-- Information provided follows --

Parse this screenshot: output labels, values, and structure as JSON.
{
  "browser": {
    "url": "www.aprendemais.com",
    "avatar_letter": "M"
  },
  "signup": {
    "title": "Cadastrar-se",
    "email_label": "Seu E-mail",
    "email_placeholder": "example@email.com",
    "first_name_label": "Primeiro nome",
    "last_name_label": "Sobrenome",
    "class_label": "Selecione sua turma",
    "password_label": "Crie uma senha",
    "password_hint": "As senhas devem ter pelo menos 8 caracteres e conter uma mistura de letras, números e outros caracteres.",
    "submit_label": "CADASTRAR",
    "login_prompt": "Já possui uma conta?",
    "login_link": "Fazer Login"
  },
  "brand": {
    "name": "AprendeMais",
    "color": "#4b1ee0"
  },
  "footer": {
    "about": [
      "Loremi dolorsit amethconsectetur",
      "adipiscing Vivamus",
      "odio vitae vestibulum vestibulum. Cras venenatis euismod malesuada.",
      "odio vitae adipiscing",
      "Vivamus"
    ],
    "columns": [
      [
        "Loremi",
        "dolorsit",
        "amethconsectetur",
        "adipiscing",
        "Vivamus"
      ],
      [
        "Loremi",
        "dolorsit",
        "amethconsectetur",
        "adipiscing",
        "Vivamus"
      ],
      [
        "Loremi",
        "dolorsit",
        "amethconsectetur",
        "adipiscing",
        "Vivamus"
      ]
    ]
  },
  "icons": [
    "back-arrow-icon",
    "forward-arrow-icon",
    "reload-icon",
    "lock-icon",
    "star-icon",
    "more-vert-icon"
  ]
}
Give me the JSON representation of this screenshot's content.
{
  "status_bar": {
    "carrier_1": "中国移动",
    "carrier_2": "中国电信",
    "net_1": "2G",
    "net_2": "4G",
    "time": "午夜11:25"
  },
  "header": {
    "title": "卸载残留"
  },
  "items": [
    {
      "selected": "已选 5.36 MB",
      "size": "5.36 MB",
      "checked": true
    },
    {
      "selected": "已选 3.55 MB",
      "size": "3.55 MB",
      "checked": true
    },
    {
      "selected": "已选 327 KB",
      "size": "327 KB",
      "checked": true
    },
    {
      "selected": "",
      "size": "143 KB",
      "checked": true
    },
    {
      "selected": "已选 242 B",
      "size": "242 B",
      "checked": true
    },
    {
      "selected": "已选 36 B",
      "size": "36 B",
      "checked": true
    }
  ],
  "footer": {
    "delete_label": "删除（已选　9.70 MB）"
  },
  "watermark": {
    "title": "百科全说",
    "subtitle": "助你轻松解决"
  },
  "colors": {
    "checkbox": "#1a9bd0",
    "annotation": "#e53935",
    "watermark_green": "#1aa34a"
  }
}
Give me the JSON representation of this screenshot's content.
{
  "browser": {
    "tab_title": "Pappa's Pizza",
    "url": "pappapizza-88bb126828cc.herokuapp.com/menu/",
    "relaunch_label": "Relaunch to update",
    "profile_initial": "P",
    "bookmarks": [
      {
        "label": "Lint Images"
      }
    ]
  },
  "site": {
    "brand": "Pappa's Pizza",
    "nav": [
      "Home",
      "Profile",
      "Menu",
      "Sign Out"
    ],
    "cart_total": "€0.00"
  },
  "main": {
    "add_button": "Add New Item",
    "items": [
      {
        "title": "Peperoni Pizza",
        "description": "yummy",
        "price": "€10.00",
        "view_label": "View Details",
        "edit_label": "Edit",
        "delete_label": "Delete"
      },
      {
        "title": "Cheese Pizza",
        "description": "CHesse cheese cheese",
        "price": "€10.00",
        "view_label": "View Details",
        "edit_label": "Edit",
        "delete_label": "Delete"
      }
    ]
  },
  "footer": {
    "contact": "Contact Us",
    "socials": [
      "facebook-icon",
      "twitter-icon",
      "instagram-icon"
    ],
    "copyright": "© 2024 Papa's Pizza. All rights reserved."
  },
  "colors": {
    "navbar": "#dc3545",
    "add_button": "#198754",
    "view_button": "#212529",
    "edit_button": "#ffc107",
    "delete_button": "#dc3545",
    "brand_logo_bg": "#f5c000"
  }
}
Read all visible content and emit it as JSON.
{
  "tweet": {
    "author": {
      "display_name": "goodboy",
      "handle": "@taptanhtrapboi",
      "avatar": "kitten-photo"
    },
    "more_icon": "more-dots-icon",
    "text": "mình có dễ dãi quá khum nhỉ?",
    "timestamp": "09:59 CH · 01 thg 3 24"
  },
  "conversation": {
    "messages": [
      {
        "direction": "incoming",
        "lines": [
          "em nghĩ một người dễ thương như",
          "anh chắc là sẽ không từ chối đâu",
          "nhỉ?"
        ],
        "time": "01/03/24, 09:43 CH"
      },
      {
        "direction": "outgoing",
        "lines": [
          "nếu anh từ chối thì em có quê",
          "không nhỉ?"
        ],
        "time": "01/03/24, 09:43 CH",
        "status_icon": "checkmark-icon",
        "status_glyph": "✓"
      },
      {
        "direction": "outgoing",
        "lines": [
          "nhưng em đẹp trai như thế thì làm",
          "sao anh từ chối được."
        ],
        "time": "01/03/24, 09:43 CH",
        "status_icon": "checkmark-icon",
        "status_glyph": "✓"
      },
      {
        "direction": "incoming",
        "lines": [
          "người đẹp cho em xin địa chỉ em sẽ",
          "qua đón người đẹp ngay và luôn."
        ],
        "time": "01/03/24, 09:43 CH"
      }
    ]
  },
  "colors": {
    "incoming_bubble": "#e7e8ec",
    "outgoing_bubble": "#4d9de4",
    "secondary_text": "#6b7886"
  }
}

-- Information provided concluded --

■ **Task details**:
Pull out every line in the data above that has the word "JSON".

■ **Answer to this exercise**:
Parse this screenshot: output labels, values, and structure as JSON.
Give me the JSON representation of this screenshot's content.
Give me the JSON representation of this screenshot's content.
Read all visible content and emit it as JSON.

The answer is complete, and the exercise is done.